IN MY LAST COLUMN I wrote about inviting and welcoming the Lord in His Deity form into your home. Now I'll discuss how to please such a special guest. A beautiful method is to offer arati, made available to us by the enlightened teachings of the scriptures, the previous saints, and the bona fide spiritual master.
Arati is a ceremony in which one offers various items to the Lord. The main ingredient, however, is love, which makes any offering acceptable to Lord Krsna. So try to see how the following procedures can enhance your loving attitude.
Before offering arati you should bathe, decorate yourself with tilaka, put on clean clothes, and perform acamana,* but if for some reason you are unable to do these things, you can chant Hare Krsna. The Srimad-Bhagavatam says that although this age, the Kali-yuga, is an ocean of faults, one redeeming quality, the holy name of the Lord, can make everything perfect. So if ever you are doubtful what to do, or think you've made a mistake, or sense some lack in your practice, chant Hare Krsna, Hare Krsna, Krsna Krsna, Hare Hare/ Hare Rama, Hare Rama, Rama Rama, Hare Hare, and everything will be just fine. By chanting the holy names, any mistakes become rectified, any incompleteness becomes complete, any uncertainty or fear goes away, and any uncleanliness becomes purified. So take shelter of the holy names and, as Lord Krsna says, "Don't worry." (Bhagavad-gita 18.66)
*Acamana is the process of sipping water for purification. To perform acamana you need a small cup of water and a spoon. Either purchase a metal set from your temple shop, or use something locally available (which preferably has not been used for anything else.) Clean both hands by sprinkling them with water and then, holding the spoon in your left hand, pour three drops of water into your right palm. Chant om kesavaya namah ("I offer my obeisances unto Kesava, Lord Krsna"), and sip the water. Pour a few more drops into your palm, chant om narayanaya namah ("I offer my obeisances unto Narayana, Lord Krsna"), and sip. Once again a few drops, chant, om madhavaya namah ("I offer my obeisances unto Madhava, Lord Krsna"), and sip.

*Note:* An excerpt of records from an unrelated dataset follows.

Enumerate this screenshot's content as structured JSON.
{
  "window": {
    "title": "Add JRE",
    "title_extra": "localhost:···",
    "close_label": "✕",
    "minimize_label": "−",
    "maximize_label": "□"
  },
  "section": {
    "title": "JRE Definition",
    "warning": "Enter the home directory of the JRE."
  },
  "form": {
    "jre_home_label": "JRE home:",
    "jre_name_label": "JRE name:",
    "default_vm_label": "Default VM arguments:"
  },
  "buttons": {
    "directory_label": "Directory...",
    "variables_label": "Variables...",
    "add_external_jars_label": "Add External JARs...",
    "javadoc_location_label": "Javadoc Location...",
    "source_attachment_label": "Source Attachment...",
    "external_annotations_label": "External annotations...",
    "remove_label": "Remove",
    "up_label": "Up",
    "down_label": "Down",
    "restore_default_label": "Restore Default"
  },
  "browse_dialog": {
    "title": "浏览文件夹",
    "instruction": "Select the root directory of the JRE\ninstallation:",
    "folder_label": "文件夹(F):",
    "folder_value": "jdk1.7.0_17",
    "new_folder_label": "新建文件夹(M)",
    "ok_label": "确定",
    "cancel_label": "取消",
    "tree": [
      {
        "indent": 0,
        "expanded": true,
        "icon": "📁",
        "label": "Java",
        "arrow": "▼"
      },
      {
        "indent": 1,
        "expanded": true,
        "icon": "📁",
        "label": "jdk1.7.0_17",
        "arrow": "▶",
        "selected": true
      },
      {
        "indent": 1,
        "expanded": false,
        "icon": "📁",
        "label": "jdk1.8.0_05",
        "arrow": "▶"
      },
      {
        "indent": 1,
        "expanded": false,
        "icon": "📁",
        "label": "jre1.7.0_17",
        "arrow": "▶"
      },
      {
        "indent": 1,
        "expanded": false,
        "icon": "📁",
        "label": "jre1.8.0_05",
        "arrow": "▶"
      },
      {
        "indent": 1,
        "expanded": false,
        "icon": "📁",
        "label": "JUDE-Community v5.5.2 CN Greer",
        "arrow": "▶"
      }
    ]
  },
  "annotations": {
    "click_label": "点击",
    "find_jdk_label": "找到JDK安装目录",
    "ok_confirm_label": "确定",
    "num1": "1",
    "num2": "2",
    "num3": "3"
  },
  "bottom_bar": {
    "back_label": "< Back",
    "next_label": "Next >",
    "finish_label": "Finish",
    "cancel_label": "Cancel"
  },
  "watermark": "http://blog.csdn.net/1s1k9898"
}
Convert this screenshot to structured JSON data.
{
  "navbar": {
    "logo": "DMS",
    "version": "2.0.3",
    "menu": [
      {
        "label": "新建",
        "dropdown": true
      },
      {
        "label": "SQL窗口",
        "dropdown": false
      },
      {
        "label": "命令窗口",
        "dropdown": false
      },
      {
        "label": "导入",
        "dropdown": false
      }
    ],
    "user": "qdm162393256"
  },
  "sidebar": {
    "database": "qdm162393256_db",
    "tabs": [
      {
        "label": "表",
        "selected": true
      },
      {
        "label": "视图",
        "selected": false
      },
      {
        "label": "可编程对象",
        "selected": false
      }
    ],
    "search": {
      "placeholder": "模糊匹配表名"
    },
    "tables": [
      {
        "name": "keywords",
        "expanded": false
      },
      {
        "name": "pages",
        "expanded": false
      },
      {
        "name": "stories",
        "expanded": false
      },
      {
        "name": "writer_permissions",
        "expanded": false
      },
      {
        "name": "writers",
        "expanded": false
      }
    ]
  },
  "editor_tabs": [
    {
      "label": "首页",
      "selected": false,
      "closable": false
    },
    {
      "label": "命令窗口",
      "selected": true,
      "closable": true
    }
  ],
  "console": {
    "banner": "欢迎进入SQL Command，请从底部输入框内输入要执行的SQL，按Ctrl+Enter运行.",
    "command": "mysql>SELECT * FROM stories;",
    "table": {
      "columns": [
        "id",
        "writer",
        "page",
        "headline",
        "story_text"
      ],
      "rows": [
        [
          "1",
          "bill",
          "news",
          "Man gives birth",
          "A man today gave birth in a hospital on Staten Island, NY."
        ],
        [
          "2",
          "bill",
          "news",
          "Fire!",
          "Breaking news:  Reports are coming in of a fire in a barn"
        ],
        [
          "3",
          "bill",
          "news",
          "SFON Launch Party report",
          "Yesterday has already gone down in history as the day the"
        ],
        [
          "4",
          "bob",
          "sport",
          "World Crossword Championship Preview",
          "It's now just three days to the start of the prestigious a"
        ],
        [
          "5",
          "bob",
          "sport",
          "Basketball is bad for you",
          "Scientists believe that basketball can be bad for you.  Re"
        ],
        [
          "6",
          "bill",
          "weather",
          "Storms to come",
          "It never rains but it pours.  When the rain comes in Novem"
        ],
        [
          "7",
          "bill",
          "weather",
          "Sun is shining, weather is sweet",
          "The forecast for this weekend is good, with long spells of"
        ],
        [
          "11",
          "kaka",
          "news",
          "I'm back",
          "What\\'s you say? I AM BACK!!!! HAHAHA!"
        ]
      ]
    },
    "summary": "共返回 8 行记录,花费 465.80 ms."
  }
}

While ringing a bell with your left hand, offer your Deity incense, a burning ghee-wick*, a flower, and a fan. Using your acamana cup and spoon, sprinkle a few drops of water on each article of worship and offer it to Krsna. According to thePancaratra-pradipa, ISKCON's guide to Deity worship, you can offer the incense by waving it in seven graceful clockwise circles around the body of the Lord. Offer the burning ghee-wick by making four circles to the Lord's lotus feet, two circles to His navel, three to His face, and seven to His whole body. Offer the flower (or flowers) in the same manner as the incense, and wave the fan before the Lord several times.
*To make a ghee wick, soak in ghee (clarified butter) a small cotton ball with a tuft of cotton extended and twirled into a wick. Although making a ghee wick sounds simple, getting it right takes some practice. If you live near a temple, ask an expert ghee-wick maker at the temple to show you how.
If you like you can also offer some water in a little conch shell, followed by a cloth. You can do this after you offer the flame, and in the same manner as the incense and flowers.
We cannot approach the Lord directly and worship Him unless we are pure devotees. Therefore, we offer arati on behalf of our spiritual master, who in turn offers arati on behalf of his spiritual master, and so on. So before offering each item to your Deity, first offer it to a picture of His Divine Grace A.C. Bhaktivedanta Swami Prabhupada (or of your own spiritual master and then to Srila Prabhupada).
While you offer arati, other family members and friends can, as their offering to Krsna, sing, dance, clap their hands, and play musical instruments. If you are alone, you may wish to sing or to play a recorded kirtana or bhajana.
I mentioned at the start that Krsna is your guest. Actually, you are His guest, and you can you show this by creating an altar in your (Krsna's) home. Then whenever you clean or improve any part of your house, the work can be for Krsna and so a part of your Deity worship. The kitchen, especially when you prepare offerings of food for your Deity, is a direct extension of your altar, so keep the kitchen as clean and neat as possible.
This is a simple outline. Should you wish to know more details, please consult your devotee friends or available literature, such as Pancaratra-pradipa.
Rohininandana Dasa lives in southern England with his wife and their three children. Write to him in care of Back to Godhead.